Special election today for Ward 3 House seat in Manchester
Democratic and undeclared voters can cast a ballot at the Rines Center on Elm Street from 11 a.m. to 7 p.m. The shortened polling hours are both to save costs and to ease the additional workload on the City Clerk's Office during the busy Christmas and presidential primary seasons.
The winner of this primary will face Republican Muni Savyon in the special election on Feb. 21.
Georges is an activist involved in a number of community organizations, including serving as president and co-founder of the faith-based organization Victory Women of Vision. The local group aims to empower women to become more involved in their communities, become self-sustaining and fight for human rights. It's her involvement in the center-city community that led her to seek this open House seat.
'(People) always tell me they see I'm a strong woman and strong leader and a strong advocate for the community,' said Georges. 'This is the time to take action and go stand for my community.'
If elected, Georges said education would be a focus of her term. As someone who went back to school as an adult, Georges said she sees the importance in having a strong education, both through high school and after. Because of her education, Georges said, 'I feel my eyes are opened to things I couldn't do before.'
'I want future generations to be focused more on school,' she said.
Georges has lived in Manchester since she left her home country, the Democratic Republic of the Congo, in 1990. She met her husband in Boston, and the two relocated to Manchester in 1993. Georges became a citizen in 2005.
Sullivan is a former Ward 3 alderman and three-term state House representative. During his previous terms in the House, Sullivan sponsored legislation to protect victims of domestic violence and reduce mercury levels in the air and water. Sullivan said protecting victim rights is an ongoing issue he will again focus on, if elected state representative.

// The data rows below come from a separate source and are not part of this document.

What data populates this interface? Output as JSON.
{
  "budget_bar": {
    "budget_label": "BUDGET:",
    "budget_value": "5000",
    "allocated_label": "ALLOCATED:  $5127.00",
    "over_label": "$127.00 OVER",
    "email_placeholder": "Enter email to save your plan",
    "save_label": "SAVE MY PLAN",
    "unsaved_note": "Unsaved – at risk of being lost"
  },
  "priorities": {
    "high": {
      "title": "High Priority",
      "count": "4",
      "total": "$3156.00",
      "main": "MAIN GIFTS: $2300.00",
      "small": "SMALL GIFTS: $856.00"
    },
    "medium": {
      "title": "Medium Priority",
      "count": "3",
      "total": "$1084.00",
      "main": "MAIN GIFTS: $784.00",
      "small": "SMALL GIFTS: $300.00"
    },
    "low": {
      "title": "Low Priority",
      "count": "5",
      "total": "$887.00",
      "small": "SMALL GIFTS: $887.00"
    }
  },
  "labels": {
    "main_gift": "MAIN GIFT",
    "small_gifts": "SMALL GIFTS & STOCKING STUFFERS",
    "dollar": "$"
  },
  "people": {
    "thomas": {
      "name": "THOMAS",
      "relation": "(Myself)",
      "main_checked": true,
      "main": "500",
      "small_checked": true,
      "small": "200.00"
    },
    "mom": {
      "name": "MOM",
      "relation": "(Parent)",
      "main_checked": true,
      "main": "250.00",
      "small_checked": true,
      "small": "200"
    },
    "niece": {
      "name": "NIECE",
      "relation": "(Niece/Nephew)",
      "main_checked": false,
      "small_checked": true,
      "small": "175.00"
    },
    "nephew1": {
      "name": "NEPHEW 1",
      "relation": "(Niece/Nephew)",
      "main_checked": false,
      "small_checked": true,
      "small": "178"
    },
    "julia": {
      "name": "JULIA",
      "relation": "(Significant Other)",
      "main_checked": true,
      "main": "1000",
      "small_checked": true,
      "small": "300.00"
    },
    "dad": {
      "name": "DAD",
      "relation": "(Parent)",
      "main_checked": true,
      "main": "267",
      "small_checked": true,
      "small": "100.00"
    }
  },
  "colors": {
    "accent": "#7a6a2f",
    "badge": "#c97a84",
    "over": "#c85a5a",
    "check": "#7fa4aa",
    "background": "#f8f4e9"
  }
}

Sullivan said he would also like to focus on education and improving state schools. He suggested creating a clear plan to fix failing schools, similar to plans created in states like Virginia.
'We spend so much time talking about adequacy we forget to talk about excellence,' Sullivan said. 'I would like to see more innovation.'
Sullivan was hesitant to enter another race after losing his bid for Welfare Commissioner this year, but he made the decision to run because he wanted to help improve the political atmosphere in Concord.
'This is a very challenging time for the state. We're facing significant issues and we have a House leadership that's moving us backward instead of forward,' said Sullivan. 'We need some more voices up there who would be able to present an alternative. With my experience in the Legislature and as an alderman, I think I'd be able to hit the ground running on day one.'
The Hillsborough District 10 House seat became vacant earlier this year when state Rep. Mike Brunelle stepped down to take a job with the Pennsylvania Service Employees International Union. Brunelle also served as the Manchester Democratic Committee chairman and the executive director of the New Hampshire Democratic Party...